> **Task statement**
Leave out the pictures and copy each record below exactly.

Interface dataset entries

Content starts

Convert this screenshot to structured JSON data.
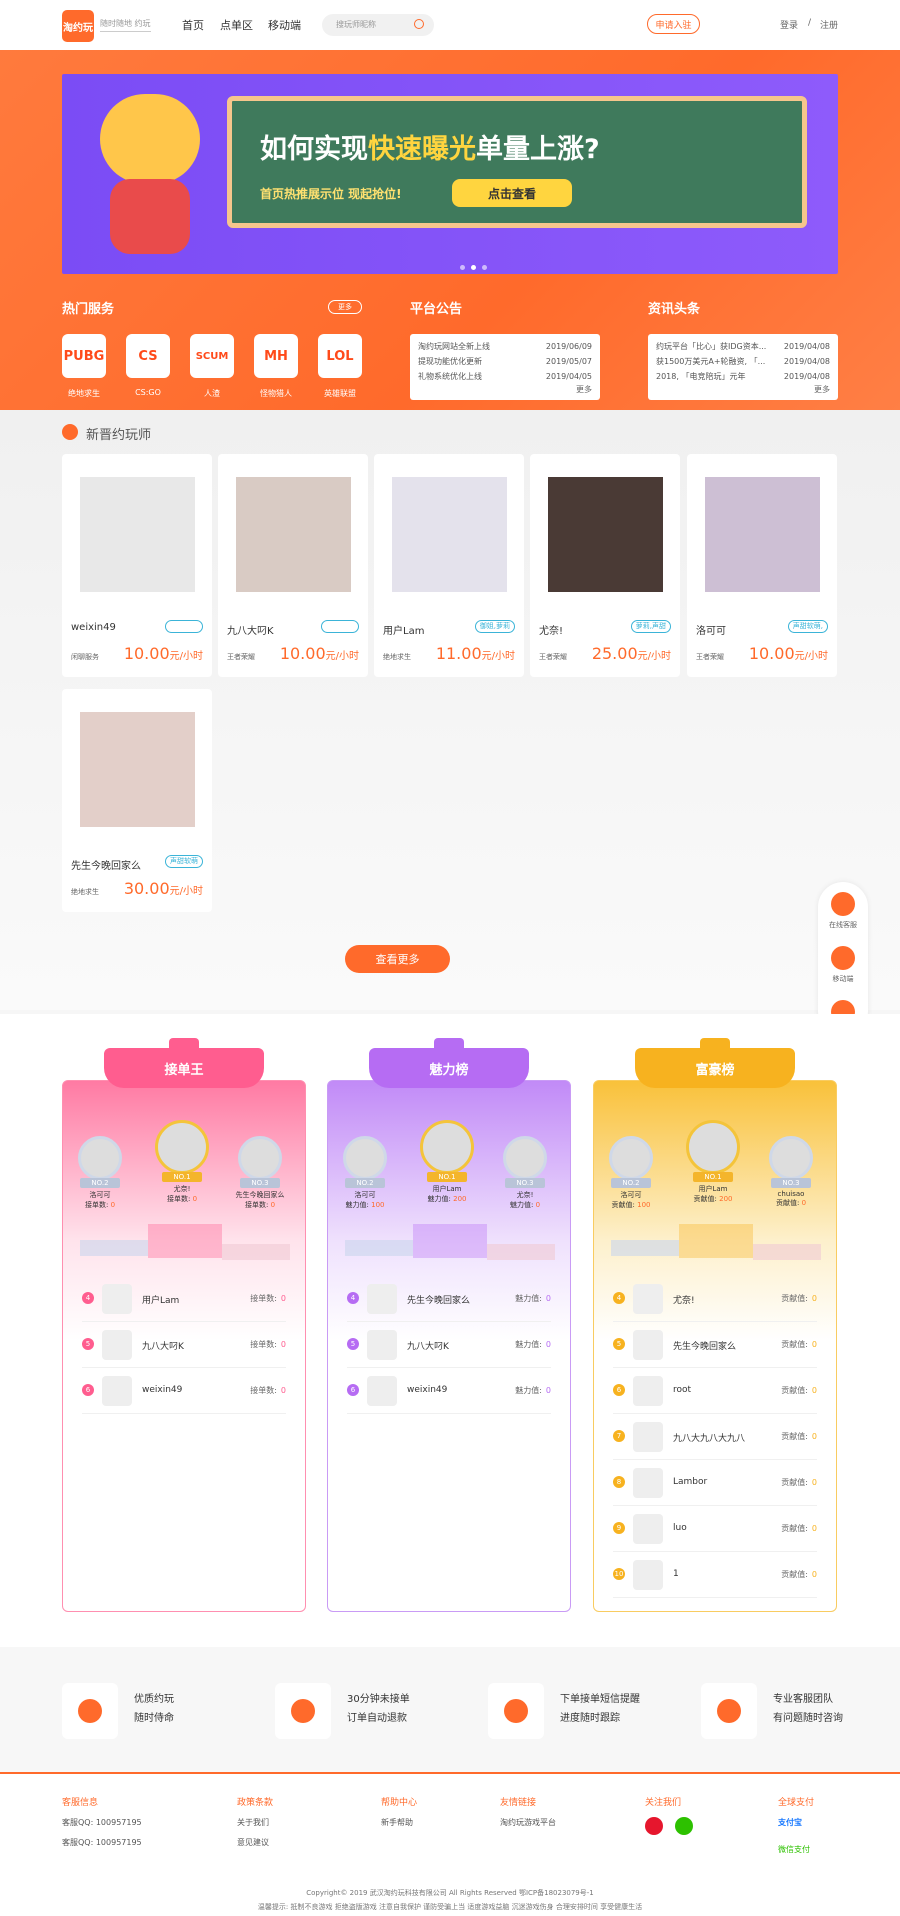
{
  "header": {
    "logo": "淘约玩",
    "logo_sub": "随时随地 约玩",
    "nav": [
      "首页",
      "点单区",
      "移动端"
    ],
    "search_placeholder": "搜玩师昵称",
    "apply": "申请入驻",
    "login": "登录",
    "sep": "/",
    "register": "注册"
  },
  "banner": {
    "title_a": "如何实现",
    "title_b": "快速曝光",
    "title_c": "单量上涨?",
    "sub": "首页热推展示位 现起抢位!",
    "button": "点击查看"
  },
  "hot": {
    "title": "热门服务",
    "more": "更多",
    "items": [
      {
        "icon": "PUBG",
        "label": "绝地求生"
      },
      {
        "icon": "CS",
        "label": "CS:GO"
      },
      {
        "icon": "SCUM",
        "label": "人渣"
      },
      {
        "icon": "MH",
        "label": "怪物猎人"
      },
      {
        "icon": "LOL",
        "label": "英雄联盟"
      }
    ]
  },
  "notice": {
    "title": "平台公告",
    "rows": [
      {
        "t": "淘约玩网站全新上线",
        "d": "2019/06/09"
      },
      {
        "t": "提现功能优化更新",
        "d": "2019/05/07"
      },
      {
        "t": "礼物系统优化上线",
        "d": "2019/04/05"
      }
    ],
    "more": "更多"
  },
  "news": {
    "title": "资讯头条",
    "rows": [
      {
        "t": "约玩平台「比心」获IDG资本...",
        "d": "2019/04/08"
      },
      {
        "t": "获1500万美元A+轮融资, 「...",
        "d": "2019/04/08"
      },
      {
        "t": "2018, 「电竞陪玩」元年",
        "d": "2019/04/08"
      }
    ],
    "more": "更多"
  },
  "players": {
    "title": "新晋约玩师",
    "cards": [
      {
        "name": "weixin49",
        "tag": "",
        "game": "闲聊服务",
        "price": "10.00",
        "unit": "元/小时"
      },
      {
        "name": "九八大叼K",
        "tag": "",
        "game": "王者荣耀",
        "price": "10.00",
        "unit": "元/小时"
      },
      {
        "name": "用户Lam",
        "tag": "御姐,萝莉",
        "game": "绝地求生",
        "price": "11.00",
        "unit": "元/小时"
      },
      {
        "name": "尤奈!",
        "tag": "萝莉,声甜",
        "game": "王者荣耀",
        "price": "25.00",
        "unit": "元/小时"
      },
      {
        "name": "洛可可",
        "tag": "声甜软萌,",
        "game": "王者荣耀",
        "price": "10.00",
        "unit": "元/小时"
      },
      {
        "name": "先生今晚回家么",
        "tag": "声甜软萌",
        "game": "绝地求生",
        "price": "30.00",
        "unit": "元/小时"
      }
    ],
    "see_more": "查看更多"
  },
  "float": {
    "service": "在线客服",
    "mobile": "移动端"
  },
  "ranks": [
    {
      "title": "接单王",
      "color": "#ff5d8f",
      "podium": [
        {
          "badge": "NO.2",
          "name": "洛可可",
          "label": "接单数:",
          "val": "0"
        },
        {
          "badge": "NO.1",
          "name": "尤奈!",
          "label": "接单数:",
          "val": "0"
        },
        {
          "badge": "NO.3",
          "name": "先生今晚回家么",
          "label": "接单数:",
          "val": "0"
        }
      ],
      "list": [
        {
          "n": "4",
          "name": "用户Lam",
          "label": "接单数:",
          "val": "0"
        },
        {
          "n": "5",
          "name": "九八大叼K",
          "label": "接单数:",
          "val": "0"
        },
        {
          "n": "6",
          "name": "weixin49",
          "label": "接单数:",
          "val": "0"
        }
      ]
    },
    {
      "title": "魅力榜",
      "color": "#b66cf3",
      "podium": [
        {
          "badge": "NO.2",
          "name": "洛可可",
          "label": "魅力值:",
          "val": "100"
        },
        {
          "badge": "NO.1",
          "name": "用户Lam",
          "label": "魅力值:",
          "val": "200"
        },
        {
          "badge": "NO.3",
          "name": "尤奈!",
          "label": "魅力值:",
          "val": "0"
        }
      ],
      "list": [
        {
          "n": "4",
          "name": "先生今晚回家么",
          "label": "魅力值:",
          "val": "0"
        },
        {
          "n": "5",
          "name": "九八大叼K",
          "label": "魅力值:",
          "val": "0"
        },
        {
          "n": "6",
          "name": "weixin49",
          "label": "魅力值:",
          "val": "0"
        }
      ]
    },
    {
      "title": "富豪榜",
      "color": "#f7b21f",
      "podium": [
        {
          "badge": "NO.2",
          "name": "洛可可",
          "label": "贡献值:",
          "val": "100"
        },
        {
          "badge": "NO.1",
          "name": "用户Lam",
          "label": "贡献值:",
          "val": "200"
        },
        {
          "badge": "NO.3",
          "name": "chuisao",
          "label": "贡献值:",
          "val": "0"
        }
      ],
      "list": [
        {
          "n": "4",
          "name": "尤奈!",
          "label": "贡献值:",
          "val": "0"
        },
        {
          "n": "5",
          "name": "先生今晚回家么",
          "label": "贡献值:",
          "val": "0"
        },
        {
          "n": "6",
          "name": "root",
          "label": "贡献值:",
          "val": "0"
        },
        {
          "n": "7",
          "name": "九八大九八大九八",
          "label": "贡献值:",
          "val": "0"
        },
        {
          "n": "8",
          "name": "Lambor",
          "label": "贡献值:",
          "val": "0"
        },
        {
          "n": "9",
          "name": "luo",
          "label": "贡献值:",
          "val": "0"
        },
        {
          "n": "10",
          "name": "1",
          "label": "贡献值:",
          "val": "0"
        }
      ]
    }
  ],
  "features": [
    {
      "l1": "优质约玩",
      "l2": "随时侍命"
    },
    {
      "l1": "30分钟未接单",
      "l2": "订单自动退款"
    },
    {
      "l1": "下单接单短信提醒",
      "l2": "进度随时跟踪"
    },
    {
      "l1": "专业客服团队",
      "l2": "有问题随时咨询"
    }
  ],
  "footer": {
    "cols": [
      {
        "h": "客服信息",
        "links": [
          "客服QQ: 100957195",
          "客服QQ: 100957195"
        ]
      },
      {
        "h": "政策条款",
        "links": [
          "关于我们",
          "意见建议"
        ]
      },
      {
        "h": "帮助中心",
        "links": [
          "新手帮助"
        ]
      },
      {
        "h": "友情链接",
        "links": [
          "淘约玩游戏平台"
        ]
      },
      {
        "h": "关注我们",
        "links": []
      },
      {
        "h": "全球支付",
        "links": [
          "支付宝",
          "微信支付"
        ]
      }
    ],
    "copyright": "Copyright© 2019 武汉淘约玩科技有限公司 All Rights Reserved 鄂ICP备18023079号-1",
    "tips": "温馨提示: 抵制不良游戏 拒绝盗版游戏 注意自我保护 谨防受骗上当 适度游戏益脑 沉迷游戏伤身 合理安排时间 享受健康生活"
  }
}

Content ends

> **Response to this exercise**
Convert this screenshot to structured JSON data.
{
  "header": {
    "logo": "淘约玩",
    "logo_sub": "随时随地 约玩",
    "nav": [
      "首页",
      "点单区",
      "移动端"
    ],
    "search_placeholder": "搜玩师昵称",
    "apply": "申请入驻",
    "login": "登录",
    "sep": "/",
    "register": "注册"
  },
  "banner": {
    "title_a": "如何实现",
    "title_b": "快速曝光",
    "title_c": "单量上涨?",
    "sub": "首页热推展示位 现起抢位!",
    "button": "点击查看"
  },
  "hot": {
    "title": "热门服务",
    "more": "更多",
    "items": [
      {
        "icon": "PUBG",
        "label": "绝地求生"
      },
      {
        "icon": "CS",
        "label": "CS:GO"
      },
      {
        "icon": "SCUM",
        "label": "人渣"
      },
      {
        "icon": "MH",
        "label": "怪物猎人"
      },
      {
        "icon": "LOL",
        "label": "英雄联盟"
      }
    ]
  },
  "notice": {
    "title": "平台公告",
    "rows": [
      {
        "t": "淘约玩网站全新上线",
        "d": "2019/06/09"
      },
      {
        "t": "提现功能优化更新",
        "d": "2019/05/07"
      },
      {
        "t": "礼物系统优化上线",
        "d": "2019/04/05"
      }
    ],
    "more": "更多"
  },
  "news": {
    "title": "资讯头条",
    "rows": [
      {
        "t": "约玩平台「比心」获IDG资本...",
        "d": "2019/04/08"
      },
      {
        "t": "获1500万美元A+轮融资, 「...",
        "d": "2019/04/08"
      },
      {
        "t": "2018, 「电竞陪玩」元年",
        "d": "2019/04/08"
      }
    ],
    "more": "更多"
  },
  "players": {
    "title": "新晋约玩师",
    "cards": [
      {
        "name": "weixin49",
        "tag": "",
        "game": "闲聊服务",
        "price": "10.00",
        "unit": "元/小时"
      },
      {
        "name": "九八大叼K",
        "tag": "",
        "game": "王者荣耀",
        "price": "10.00",
        "unit": "元/小时"
      },
      {
        "name": "用户Lam",
        "tag": "御姐,萝莉",
        "game": "绝地求生",
        "price": "11.00",
        "unit": "元/小时"
      },
      {
        "name": "尤奈!",
        "tag": "萝莉,声甜",
        "game": "王者荣耀",
        "price": "25.00",
        "unit": "元/小时"
      },
      {
        "name": "洛可可",
        "tag": "声甜软萌,",
        "game": "王者荣耀",
        "price": "10.00",
        "unit": "元/小时"
      },
      {
        "name": "先生今晚回家么",
        "tag": "声甜软萌",
        "game": "绝地求生",
        "price": "30.00",
        "unit": "元/小时"
      }
    ],
    "see_more": "查看更多"
  },
  "float": {
    "service": "在线客服",
    "mobile": "移动端"
  },
  "ranks": [
    {
      "title": "接单王",
      "color": "#ff5d8f",
      "podium": [
        {
          "badge": "NO.2",
          "name": "洛可可",
          "label": "接单数:",
          "val": "0"
        },
        {
          "badge": "NO.1",
          "name": "尤奈!",
          "label": "接单数:",
          "val": "0"
        },
        {
          "badge": "NO.3",
          "name": "先生今晚回家么",
          "label": "接单数:",
          "val": "0"
        }
      ],
      "list": [
        {
          "n": "4",
          "name": "用户Lam",
          "label": "接单数:",
          "val": "0"
        },
        {
          "n": "5",
          "name": "九八大叼K",
          "label": "接单数:",
          "val": "0"
        },
        {
          "n": "6",
          "name": "weixin49",
          "label": "接单数:",
          "val": "0"
        }
      ]
    },
    {
      "title": "魅力榜",
      "color": "#b66cf3",
      "podium": [
        {
          "badge": "NO.2",
          "name": "洛可可",
          "label": "魅力值:",
          "val": "100"
        },
        {
          "badge": "NO.1",
          "name": "用户Lam",
          "label": "魅力值:",
          "val": "200"
        },
        {
          "badge": "NO.3",
          "name": "尤奈!",
          "label": "魅力值:",
          "val": "0"
        }
      ],
      "list": [
        {
          "n": "4",
          "name": "先生今晚回家么",
          "label": "魅力值:",
          "val": "0"
        },
        {
          "n": "5",
          "name": "九八大叼K",
          "label": "魅力值:",
          "val": "0"
        },
        {
          "n": "6",
          "name": "weixin49",
          "label": "魅力值:",
          "val": "0"
        }
      ]
    },
    {
      "title": "富豪榜",
      "color": "#f7b21f",
      "podium": [
        {
          "badge": "NO.2",
          "name": "洛可可",
          "label": "贡献值:",
          "val": "100"
        },
        {
          "badge": "NO.1",
          "name": "用户Lam",
          "label": "贡献值:",
          "val": "200"
        },
        {
          "badge": "NO.3",
          "name": "chuisao",
          "label": "贡献值:",
          "val": "0"
        }
      ],
      "list": [
        {
          "n": "4",
          "name": "尤奈!",
          "label": "贡献值:",
          "val": "0"
        },
        {
          "n": "5",
          "name": "先生今晚回家么",
          "label": "贡献值:",
          "val": "0"
        },
        {
          "n": "6",
          "name": "root",
          "label": "贡献值:",
          "val": "0"
        },
        {
          "n": "7",
          "name": "九八大九八大九八",
          "label": "贡献值:",
          "val": "0"
        },
        {
          "n": "8",
          "name": "Lambor",
          "label": "贡献值:",
          "val": "0"
        },
        {
          "n": "9",
          "name": "luo",
          "label": "贡献值:",
          "val": "0"
        },
        {
          "n": "10",
          "name": "1",
          "label": "贡献值:",
          "val": "0"
        }
      ]
    }
  ],
  "features": [
    {
      "l1": "优质约玩",
      "l2": "随时侍命"
    },
    {
      "l1": "30分钟未接单",
      "l2": "订单自动退款"
    },
    {
      "l1": "下单接单短信提醒",
      "l2": "进度随时跟踪"
    },
    {
      "l1": "专业客服团队",
      "l2": "有问题随时咨询"
    }
  ],
  "footer": {
    "cols": [
      {
        "h": "客服信息",
        "links": [
          "客服QQ: 100957195",
          "客服QQ: 100957195"
        ]
      },
      {
        "h": "政策条款",
        "links": [
          "关于我们",
          "意见建议"
        ]
      },
      {
        "h": "帮助中心",
        "links": [
          "新手帮助"
        ]
      },
      {
        "h": "友情链接",
        "links": [
          "淘约玩游戏平台"
        ]
      },
      {
        "h": "关注我们",
        "links": []
      },
      {
        "h": "全球支付",
        "links": [
          "支付宝",
          "微信支付"
        ]
      }
    ],
    "copyright": "Copyright© 2019 武汉淘约玩科技有限公司 All Rights Reserved 鄂ICP备18023079号-1",
    "tips": "温馨提示: 抵制不良游戏 拒绝盗版游戏 注意自我保护 谨防受骗上当 适度游戏益脑 沉迷游戏伤身 合理安排时间 享受健康生活"
  }
}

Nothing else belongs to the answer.